Back on the topic – this isn’t a debate about safety or otherwise of homebirth- the only issue here is whether homebirth midwives wiill be able to access insurance to enable them to practice once national registration starts next year (as insurance will be a compulsory component of registering.) Compulsory insurance is a good thing as it provides the only protection for people who are unfortunate enough to have a bad outcome.
I suspect the rally really needs to persuade the government to place more pressure on insurance providers to provide this insurance. If the evidence to prove homebirth is safe exists, as the maternity coalition says it does, then it should be straightforward to convince the insureres. If however, the evidence is inconclusive or poorly designed…. or not applicable to the Australian setting as most is conducted on low risk women and most Australian homebirth midwives take on high risk women, then the current problem they have will not be fixed.

astrojax 1:39 pm 06 Aug 09

they’d all play together up the back, capitalk, so you’d never notice, as long the attendants (ie hosties) kept the wine flowing! ; )

midwives are trained birth specialists and i would happily rely on them to make the call that medical intervention (ambulance, hospital, etc) is needed: so acknowledging the mother’s own calmness is going to be perhaps the most important ingredient in her body birthing safely, and the stress hospitals etc can put her under are therefore best avoided, a midwife (birth specialist) at the mother’s home (safe, secure environment) seems to be the logical best place, so it should attract all the government support it needs…

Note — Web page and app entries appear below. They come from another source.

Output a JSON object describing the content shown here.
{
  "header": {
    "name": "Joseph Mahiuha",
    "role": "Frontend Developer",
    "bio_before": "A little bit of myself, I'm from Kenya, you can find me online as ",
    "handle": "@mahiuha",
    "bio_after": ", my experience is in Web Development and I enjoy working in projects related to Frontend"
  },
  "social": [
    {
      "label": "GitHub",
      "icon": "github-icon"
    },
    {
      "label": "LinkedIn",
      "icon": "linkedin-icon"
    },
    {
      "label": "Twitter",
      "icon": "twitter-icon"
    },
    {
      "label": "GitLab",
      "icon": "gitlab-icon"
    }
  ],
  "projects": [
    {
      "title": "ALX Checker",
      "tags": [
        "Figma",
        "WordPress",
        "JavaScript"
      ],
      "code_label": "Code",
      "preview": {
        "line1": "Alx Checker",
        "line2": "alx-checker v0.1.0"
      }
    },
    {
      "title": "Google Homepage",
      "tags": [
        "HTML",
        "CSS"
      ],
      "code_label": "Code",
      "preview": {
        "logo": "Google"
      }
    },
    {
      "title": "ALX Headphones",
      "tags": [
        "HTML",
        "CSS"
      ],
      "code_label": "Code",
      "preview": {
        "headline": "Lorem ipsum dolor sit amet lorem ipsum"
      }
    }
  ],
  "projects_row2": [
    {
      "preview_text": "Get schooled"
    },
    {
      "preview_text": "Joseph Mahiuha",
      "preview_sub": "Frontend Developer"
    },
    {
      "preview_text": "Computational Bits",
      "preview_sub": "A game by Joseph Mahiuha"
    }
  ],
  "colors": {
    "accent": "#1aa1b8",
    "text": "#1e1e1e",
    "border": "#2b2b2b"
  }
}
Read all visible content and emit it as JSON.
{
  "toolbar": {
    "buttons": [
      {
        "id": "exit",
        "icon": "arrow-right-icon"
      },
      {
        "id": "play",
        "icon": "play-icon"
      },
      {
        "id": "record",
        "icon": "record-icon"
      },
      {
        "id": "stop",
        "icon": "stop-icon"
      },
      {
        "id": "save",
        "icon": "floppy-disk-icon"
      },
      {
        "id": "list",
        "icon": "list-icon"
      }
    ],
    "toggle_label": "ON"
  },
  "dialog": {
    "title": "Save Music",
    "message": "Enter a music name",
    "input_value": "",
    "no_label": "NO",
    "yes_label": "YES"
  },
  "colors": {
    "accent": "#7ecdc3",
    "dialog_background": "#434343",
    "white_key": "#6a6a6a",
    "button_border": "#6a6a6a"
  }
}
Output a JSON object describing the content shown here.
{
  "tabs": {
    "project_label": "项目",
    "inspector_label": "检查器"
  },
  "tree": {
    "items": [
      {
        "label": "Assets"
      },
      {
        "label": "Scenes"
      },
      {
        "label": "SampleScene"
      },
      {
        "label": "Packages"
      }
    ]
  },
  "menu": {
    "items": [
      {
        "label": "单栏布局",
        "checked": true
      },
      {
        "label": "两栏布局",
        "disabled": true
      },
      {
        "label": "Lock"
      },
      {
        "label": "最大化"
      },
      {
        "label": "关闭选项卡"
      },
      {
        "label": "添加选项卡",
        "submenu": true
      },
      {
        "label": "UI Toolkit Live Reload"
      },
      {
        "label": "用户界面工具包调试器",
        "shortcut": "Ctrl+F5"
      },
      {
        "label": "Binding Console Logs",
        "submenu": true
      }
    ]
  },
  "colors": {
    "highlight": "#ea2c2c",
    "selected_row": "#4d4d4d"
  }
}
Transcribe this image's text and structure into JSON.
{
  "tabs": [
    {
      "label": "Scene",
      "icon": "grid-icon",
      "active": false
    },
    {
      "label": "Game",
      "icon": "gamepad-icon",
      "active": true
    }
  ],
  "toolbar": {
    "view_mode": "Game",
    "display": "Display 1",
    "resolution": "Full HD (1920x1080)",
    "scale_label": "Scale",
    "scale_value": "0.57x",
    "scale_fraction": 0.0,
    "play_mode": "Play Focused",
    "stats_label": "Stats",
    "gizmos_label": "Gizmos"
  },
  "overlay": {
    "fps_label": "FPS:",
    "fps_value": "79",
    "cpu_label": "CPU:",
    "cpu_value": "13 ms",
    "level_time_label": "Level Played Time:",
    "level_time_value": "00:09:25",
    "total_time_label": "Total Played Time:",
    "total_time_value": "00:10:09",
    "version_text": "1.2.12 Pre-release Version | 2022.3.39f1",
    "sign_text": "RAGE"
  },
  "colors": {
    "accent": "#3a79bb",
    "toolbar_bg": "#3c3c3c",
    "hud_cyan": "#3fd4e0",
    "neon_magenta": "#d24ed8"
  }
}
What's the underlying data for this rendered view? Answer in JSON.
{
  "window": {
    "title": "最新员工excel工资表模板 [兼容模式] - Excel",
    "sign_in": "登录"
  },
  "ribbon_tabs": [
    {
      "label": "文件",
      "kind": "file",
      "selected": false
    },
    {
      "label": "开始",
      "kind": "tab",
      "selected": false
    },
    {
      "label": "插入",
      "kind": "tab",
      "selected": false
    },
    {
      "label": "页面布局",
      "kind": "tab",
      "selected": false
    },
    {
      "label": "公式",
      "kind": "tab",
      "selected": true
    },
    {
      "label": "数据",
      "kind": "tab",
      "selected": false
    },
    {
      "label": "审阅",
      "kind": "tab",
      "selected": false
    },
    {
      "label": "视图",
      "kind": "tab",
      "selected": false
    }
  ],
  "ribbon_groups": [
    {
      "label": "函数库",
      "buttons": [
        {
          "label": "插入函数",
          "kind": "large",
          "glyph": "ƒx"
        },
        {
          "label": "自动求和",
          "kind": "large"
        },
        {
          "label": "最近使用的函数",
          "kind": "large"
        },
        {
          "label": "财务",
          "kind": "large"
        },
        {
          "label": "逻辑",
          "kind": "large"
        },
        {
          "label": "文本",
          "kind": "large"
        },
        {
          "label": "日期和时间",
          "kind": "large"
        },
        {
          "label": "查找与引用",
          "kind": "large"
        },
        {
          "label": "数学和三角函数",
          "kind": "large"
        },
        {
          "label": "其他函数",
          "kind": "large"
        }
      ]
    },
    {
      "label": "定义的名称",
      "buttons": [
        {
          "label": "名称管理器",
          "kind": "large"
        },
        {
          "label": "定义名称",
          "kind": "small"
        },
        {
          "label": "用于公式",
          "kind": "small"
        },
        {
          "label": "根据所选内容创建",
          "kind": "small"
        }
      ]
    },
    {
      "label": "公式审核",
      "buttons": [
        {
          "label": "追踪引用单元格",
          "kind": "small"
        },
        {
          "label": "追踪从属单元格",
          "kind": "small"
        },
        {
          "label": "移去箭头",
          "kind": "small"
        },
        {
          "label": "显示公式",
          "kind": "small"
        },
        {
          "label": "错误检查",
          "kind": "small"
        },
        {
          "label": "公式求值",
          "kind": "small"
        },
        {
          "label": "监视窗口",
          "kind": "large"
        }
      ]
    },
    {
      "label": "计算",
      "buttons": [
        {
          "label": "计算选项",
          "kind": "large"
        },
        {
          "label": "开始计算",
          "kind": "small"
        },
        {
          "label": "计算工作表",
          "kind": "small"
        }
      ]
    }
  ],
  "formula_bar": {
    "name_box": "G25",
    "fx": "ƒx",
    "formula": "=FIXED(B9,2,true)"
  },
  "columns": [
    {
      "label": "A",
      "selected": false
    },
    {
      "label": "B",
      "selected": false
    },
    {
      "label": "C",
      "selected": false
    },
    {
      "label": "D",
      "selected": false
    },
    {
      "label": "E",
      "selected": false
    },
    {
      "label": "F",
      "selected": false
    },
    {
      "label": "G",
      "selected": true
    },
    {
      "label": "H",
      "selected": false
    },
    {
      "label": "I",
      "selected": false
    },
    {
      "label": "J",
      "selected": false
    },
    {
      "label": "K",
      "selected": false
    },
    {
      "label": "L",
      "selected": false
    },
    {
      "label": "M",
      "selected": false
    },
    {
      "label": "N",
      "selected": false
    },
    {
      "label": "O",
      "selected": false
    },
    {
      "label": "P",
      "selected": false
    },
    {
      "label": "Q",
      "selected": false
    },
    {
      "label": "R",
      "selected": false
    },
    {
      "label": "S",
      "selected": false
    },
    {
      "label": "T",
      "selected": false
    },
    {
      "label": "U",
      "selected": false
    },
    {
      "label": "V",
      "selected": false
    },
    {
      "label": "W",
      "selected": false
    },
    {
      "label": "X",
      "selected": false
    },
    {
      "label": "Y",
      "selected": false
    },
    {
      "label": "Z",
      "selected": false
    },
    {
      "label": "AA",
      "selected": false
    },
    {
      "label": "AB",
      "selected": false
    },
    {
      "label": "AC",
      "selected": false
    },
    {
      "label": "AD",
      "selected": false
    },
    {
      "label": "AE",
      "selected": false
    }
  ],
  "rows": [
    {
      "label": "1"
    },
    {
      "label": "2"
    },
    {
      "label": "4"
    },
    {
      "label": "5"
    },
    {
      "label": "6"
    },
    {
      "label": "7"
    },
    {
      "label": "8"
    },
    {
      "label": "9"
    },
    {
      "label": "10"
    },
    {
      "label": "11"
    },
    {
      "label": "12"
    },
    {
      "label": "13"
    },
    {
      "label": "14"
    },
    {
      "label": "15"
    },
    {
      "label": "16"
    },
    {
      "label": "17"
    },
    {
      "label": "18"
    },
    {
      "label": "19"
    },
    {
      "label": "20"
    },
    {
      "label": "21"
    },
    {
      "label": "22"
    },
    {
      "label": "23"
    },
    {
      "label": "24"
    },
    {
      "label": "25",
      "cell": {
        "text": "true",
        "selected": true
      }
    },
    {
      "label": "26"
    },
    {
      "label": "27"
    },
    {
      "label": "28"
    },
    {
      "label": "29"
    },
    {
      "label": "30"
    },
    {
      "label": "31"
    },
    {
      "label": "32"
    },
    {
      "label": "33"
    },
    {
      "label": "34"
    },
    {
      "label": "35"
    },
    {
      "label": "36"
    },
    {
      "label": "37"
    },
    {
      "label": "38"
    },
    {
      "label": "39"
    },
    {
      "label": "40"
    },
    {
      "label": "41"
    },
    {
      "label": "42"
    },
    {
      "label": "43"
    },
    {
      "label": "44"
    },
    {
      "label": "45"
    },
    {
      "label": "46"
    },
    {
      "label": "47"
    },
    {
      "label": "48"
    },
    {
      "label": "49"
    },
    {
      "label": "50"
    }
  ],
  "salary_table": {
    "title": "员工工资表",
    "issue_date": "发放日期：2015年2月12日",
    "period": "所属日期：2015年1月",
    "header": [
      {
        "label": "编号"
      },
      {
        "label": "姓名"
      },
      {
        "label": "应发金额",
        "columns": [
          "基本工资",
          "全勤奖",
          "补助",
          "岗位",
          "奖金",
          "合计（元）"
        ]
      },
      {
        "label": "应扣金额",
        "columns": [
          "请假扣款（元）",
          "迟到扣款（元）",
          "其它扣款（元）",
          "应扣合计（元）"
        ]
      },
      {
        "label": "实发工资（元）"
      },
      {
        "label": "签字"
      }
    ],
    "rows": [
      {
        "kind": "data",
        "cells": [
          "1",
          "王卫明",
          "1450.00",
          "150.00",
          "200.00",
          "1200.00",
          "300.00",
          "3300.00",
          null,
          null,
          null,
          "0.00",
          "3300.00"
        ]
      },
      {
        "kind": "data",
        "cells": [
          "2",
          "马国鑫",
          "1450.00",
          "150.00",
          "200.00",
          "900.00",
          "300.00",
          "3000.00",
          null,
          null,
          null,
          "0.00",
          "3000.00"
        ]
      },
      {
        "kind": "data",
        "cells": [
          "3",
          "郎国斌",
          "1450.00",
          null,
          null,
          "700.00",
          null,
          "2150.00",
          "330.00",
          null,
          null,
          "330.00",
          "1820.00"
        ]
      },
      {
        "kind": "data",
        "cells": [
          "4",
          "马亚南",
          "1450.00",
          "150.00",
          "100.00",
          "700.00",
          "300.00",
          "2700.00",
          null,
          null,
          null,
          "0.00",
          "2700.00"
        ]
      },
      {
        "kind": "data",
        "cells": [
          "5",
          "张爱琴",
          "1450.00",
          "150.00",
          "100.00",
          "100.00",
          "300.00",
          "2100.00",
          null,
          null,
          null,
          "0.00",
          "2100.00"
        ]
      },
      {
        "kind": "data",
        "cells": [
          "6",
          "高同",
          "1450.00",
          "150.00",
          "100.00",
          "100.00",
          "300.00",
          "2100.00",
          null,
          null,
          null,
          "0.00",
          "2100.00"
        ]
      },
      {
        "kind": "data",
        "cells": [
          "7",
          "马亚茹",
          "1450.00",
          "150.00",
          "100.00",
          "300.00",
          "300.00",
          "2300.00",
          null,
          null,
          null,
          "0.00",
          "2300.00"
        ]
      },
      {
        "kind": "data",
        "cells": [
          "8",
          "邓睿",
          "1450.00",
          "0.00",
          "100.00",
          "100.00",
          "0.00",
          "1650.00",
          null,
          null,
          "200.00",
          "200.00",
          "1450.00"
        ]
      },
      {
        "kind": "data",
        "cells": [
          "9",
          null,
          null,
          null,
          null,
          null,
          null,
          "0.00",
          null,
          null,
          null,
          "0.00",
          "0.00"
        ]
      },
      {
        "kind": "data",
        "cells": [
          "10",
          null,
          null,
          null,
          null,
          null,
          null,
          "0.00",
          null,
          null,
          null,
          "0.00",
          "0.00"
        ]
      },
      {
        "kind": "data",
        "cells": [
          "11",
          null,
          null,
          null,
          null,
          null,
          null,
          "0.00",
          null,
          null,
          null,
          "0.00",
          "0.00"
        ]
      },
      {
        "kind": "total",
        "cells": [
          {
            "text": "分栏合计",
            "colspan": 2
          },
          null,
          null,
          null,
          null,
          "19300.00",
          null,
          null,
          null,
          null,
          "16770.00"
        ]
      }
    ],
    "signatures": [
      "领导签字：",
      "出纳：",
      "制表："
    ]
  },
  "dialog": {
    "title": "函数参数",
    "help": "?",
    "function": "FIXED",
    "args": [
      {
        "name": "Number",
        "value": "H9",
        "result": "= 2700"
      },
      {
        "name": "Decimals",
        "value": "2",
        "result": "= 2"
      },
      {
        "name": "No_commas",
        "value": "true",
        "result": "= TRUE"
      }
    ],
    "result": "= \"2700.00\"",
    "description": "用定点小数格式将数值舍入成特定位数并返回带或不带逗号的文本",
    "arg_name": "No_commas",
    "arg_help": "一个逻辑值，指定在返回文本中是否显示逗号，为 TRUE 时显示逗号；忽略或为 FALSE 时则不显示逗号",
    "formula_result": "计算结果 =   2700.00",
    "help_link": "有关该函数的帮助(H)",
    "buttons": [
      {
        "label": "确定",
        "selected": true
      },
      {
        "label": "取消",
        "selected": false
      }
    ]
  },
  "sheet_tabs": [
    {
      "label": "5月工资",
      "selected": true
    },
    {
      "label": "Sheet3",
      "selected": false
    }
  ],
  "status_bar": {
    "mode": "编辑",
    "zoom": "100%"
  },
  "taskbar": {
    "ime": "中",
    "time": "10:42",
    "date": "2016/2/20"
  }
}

this would seem to have the mother’s right to choice and the baby’s right to life best covered in one go. we should maybe be calling for a ban on hospitals… ; )

btw emd, great shop!

CapitalK 12:38 pm 06 Aug 09

Should I or shouldn’t I……ok…..I think the “woman’s right to choose” should come second to the babys right to live. So yes, if you can 100% guarentee you aren’t going to have complications then have a home birth – but if you can’t, is it really worth your new baby’s (or your own) life? In regards to women in regional areas I realise that they may not be able to always go to a regional hosital, but with 9 months to plan – most could probably come up with a way.

Back to the planes – could you imagine catching a place with 20 babies – WOW!! that would be an experience 🙂

Mr Evil 12:30 pm 06 Aug 09

Oh Fiona – what would you know! 🙂

Burning incense will protect any mother giving birth at home – I’ve studied it on the internet…….

Fiona 12:26 pm 06 Aug 09

It’s a right to choose so long as all the right precautions are taken and high-risk births are seen to properly with care at hand. There are plenty of good reasons why death is childbirth is so rare these days – medical care being #1…

emd 12:22 pm 06 Aug 09

This rally is going to be huge. People are flying in from Melbourne, Perth, Darwin, Brisbane, Sydney, Hobart… And that’s just the people that I personally know who are coming.

If anyone wants more detail on the rally, check here:
http://www.maternitycoalition.org.au

New Commonwealth legislation currently before Parliament will mean that women can no longer call a midwife to attend a homebirth from July 2010. This is a big problem, particularly for women in rural and regional areas who live hundreds of km’s from a hospital that has a maternity ward. Not to mention indigenous women, who can no longer birth on lands. And fundamentally, it is a woman’s right to choose – not for the government to decide where they’re “allowed” to give birth.

Ian 11:50 am 06 Aug 09

Its probably something that happens so rarely that whoever designed Qantas’ booking system didn’t even think it was worth building in a routine to check for it.

Pandy 10:25 am 06 Aug 09

Whaaaaah!!

Related Articles

CBR Tweets

Sign up to our newsletter

Top
Copyright © 2017 Riot ACT Holdings Pty Ltd. All rights reserved.
www.the-riotact.com | www.b2bmagazine.com.au | www.thisiscanberra.com

Search across the site